The Twelve-Factor App is a methodology that offers a 12-step best practice approach for developers to apply when building software-as-a-service apps that are both scalable and maintainable in a DevOps world. As software continues to be written and deployed at a faster rate and in the cloud, development teams are finding there is more room for failure and vulnerabilities. This blog series will discuss how to build a Twelve-Factor app securely.
This first blog in the series looks at Step I, Codebase, in more detail.
Defining Codebase in the Twelve-Factor App
According to 12factor.net, a Twelve-Factor app is always tracked in a version control system, for example Git, Mercurial or Subversion. A copy of the revision tracking database is referred to as a "code repository," which developers often shorten to "code repo" or simply "repo."
A "codebase" is therefore any single repo, or set of repos, that share a common root, in a decentralized revision control system. The Twelve-Factor advocates putting all code into one repository or source control system that is tracked in revision control. So essentially there is only one codebase per app, but there can be many deploys of the app.
Applying Security to Codebase
Having one codebase tracked in revision control, with many deploys is the ideal, but it’s important to remember that your code is only as secure as the systems used to build it. As the guardian of the code and the systems in which it is housed, what steps can you as a developer take to ensure that the repository is properly secure?
1. Lock it down
These days source code is the core of most businesses, therefore it’s imperative to protect it. The best way to do this is by imposing restrictions — limit access to the source code repository to authenticated users only. Believe it or not it’s very common for people to be able to view the entire source code when on the internal network. While this maintains integrity, unfortunately it can put your entire intelligent property at risk.
Limit commits to pull requests as opposed to direct commits. This refers to a source management system model, in which no one can write directly to the source code repository. Pull requests are reviewed by the team responsible for the master code, which then decide whether to merge the new code with the existing base, or not. In this way the codebase is protected through the provision of checks and balances. Ultimately, limiting commits is an enabling requirement that acts as a shield for other activities.
2. No more secrets

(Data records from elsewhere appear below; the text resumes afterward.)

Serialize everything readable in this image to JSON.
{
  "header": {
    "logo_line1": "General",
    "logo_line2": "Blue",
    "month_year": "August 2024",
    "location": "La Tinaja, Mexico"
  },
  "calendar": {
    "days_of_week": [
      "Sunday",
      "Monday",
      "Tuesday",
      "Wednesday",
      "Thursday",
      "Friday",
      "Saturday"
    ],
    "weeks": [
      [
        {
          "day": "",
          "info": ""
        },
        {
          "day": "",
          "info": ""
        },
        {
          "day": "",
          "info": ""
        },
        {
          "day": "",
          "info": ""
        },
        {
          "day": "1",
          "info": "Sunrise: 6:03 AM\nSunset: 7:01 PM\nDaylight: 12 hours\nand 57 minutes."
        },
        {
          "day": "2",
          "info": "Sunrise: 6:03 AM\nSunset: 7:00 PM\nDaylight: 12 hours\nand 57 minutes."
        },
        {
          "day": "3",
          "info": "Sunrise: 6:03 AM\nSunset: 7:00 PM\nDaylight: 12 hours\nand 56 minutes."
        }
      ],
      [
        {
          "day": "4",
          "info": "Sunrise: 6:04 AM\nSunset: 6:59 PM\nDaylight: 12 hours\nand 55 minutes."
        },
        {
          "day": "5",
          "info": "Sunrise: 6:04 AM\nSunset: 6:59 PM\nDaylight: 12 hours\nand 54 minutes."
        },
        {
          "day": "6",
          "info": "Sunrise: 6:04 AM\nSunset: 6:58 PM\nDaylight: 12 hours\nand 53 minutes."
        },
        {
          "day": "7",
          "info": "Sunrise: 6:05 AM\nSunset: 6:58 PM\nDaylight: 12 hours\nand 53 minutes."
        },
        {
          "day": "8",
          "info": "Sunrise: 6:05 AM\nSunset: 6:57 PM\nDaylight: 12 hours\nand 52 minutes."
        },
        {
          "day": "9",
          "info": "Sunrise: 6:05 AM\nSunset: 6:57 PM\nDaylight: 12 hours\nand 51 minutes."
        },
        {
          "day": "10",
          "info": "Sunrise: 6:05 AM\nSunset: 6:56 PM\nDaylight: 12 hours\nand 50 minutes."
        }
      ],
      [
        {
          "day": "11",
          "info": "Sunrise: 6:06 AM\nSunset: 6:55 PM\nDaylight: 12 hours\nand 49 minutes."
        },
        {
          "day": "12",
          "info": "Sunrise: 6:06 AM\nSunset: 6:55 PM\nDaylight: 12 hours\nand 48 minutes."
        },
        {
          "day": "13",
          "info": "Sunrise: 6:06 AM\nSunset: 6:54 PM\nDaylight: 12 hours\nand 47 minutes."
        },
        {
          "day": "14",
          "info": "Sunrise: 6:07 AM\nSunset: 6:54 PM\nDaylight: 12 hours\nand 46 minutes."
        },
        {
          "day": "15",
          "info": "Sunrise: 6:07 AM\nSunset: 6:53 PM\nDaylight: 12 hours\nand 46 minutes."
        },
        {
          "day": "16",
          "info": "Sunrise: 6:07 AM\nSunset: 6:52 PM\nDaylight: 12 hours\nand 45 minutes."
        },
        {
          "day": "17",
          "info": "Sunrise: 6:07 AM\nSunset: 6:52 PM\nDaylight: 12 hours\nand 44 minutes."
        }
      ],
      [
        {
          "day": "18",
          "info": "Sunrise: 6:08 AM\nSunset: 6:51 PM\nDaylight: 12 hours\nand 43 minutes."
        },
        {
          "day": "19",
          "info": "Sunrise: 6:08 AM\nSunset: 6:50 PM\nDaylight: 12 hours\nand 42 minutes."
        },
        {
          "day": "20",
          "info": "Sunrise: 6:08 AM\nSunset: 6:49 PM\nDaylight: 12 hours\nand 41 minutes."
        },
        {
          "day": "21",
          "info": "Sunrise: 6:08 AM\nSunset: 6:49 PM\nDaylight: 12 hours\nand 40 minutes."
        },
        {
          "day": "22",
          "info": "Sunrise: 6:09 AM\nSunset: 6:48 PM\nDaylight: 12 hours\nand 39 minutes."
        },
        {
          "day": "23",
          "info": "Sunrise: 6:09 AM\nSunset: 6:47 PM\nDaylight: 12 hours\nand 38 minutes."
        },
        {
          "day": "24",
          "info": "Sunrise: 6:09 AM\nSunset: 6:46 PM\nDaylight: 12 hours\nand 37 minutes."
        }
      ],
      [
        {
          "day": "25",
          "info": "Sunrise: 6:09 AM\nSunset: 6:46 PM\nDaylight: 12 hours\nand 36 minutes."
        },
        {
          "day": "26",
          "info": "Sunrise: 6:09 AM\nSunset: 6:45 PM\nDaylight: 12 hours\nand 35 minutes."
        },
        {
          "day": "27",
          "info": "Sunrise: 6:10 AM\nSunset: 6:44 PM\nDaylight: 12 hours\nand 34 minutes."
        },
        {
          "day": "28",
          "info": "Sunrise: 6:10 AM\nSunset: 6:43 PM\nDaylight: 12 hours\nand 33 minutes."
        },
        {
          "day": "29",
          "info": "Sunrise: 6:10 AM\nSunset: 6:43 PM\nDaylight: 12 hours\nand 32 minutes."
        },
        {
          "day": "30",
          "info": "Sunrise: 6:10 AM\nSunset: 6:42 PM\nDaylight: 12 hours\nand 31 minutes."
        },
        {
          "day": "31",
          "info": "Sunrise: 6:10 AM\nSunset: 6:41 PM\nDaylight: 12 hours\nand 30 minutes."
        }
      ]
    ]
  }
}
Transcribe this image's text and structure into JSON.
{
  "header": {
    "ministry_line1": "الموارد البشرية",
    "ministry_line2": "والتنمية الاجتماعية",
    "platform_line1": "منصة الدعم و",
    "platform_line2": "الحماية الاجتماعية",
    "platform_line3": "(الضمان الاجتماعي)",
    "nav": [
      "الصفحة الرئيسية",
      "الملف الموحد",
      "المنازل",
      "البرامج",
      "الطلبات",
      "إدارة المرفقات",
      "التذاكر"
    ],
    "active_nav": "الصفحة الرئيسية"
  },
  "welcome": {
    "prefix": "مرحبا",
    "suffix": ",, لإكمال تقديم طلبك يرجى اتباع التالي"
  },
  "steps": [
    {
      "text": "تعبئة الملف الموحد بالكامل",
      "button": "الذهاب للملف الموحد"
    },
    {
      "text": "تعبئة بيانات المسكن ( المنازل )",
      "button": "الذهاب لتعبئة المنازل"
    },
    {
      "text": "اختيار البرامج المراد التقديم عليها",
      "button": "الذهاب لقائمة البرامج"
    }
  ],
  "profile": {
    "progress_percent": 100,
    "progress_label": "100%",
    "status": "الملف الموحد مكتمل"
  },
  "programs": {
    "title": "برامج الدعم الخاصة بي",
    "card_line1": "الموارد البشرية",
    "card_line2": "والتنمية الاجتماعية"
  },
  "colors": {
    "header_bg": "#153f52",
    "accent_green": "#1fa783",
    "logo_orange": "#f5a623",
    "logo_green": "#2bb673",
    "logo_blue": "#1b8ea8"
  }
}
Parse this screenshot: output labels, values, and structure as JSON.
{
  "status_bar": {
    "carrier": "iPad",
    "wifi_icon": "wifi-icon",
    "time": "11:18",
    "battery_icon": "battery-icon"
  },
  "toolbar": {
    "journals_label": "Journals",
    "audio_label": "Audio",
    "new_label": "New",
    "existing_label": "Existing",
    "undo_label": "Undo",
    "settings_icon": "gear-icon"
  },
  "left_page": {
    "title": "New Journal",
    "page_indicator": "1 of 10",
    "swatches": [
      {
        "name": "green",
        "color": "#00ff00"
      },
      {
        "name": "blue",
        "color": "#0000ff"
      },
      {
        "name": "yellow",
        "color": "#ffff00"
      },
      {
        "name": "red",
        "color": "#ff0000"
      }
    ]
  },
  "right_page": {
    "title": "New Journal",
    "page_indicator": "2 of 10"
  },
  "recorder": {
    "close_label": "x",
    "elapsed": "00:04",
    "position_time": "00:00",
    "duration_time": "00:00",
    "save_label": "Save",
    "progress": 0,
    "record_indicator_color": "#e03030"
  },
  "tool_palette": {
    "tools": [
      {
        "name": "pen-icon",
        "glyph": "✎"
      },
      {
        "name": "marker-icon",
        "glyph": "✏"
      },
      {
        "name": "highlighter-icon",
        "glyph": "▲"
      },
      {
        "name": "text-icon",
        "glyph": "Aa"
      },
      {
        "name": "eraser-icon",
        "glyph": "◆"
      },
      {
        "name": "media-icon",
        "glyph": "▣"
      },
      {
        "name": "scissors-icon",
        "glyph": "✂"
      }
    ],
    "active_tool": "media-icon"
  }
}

Write code as if everything you did was open sourced. To share a practical example of this, there’s a scene in the movie Sneakers (1992) where Robert Redford’s character realizes that "Setec Astronomy," the name of the project that produced a black box, was actually an anagram for "Too Many Secrets." Soon after, Redford’s engineers realized that the black box was actually a piece of hardware capable of decrypting anything and everything — to which Redford then famously (at least for me) said "No More Secrets." In the same way we need to apply the idea of "No More Secrets" to our code. It means developers should write application code with the assumption that it could be disclosed, so ideally the goal will be to have no secrets in the actual application.
Externalize secrets and make their location known via startup arguments. This means putting secrets into configuration files where people can find them. Use the environment to protect the configuration.
3. Review code regularly
Enforce secure coding guidelines via a review of all pull requests. Throughout the software development stage, there are only a few key inflection points i.e. central areas where everything merges, where changes can be made. It’s a good policy to use these central points to enforce your company’s security guidelines. From a coding point of view these guidelines can include:
a. Use organizationally approved cryptographic controls.
b. Make use of HTTP security headers for all responses.
c. Consistent use of contextual encoding via HTML templating engines.
d. All database queries are performed using variable binding.
e. Keeping your dependencies updated.
Successful development teams find it’s equally important is to educate the team regarding solutions to pull requests that fail code reviews. It’s key to understand why some pull requests are rejected, and how the team can work to avoid these issues.
Collaborating in terms of sharing feedback will go a long way towards promoting awareness, and ultimately supporting the coding of applications that can be done more quickly, efficiently and securely. It’s an approach that should in fact be applied to all 12 steps of Twelve Factor.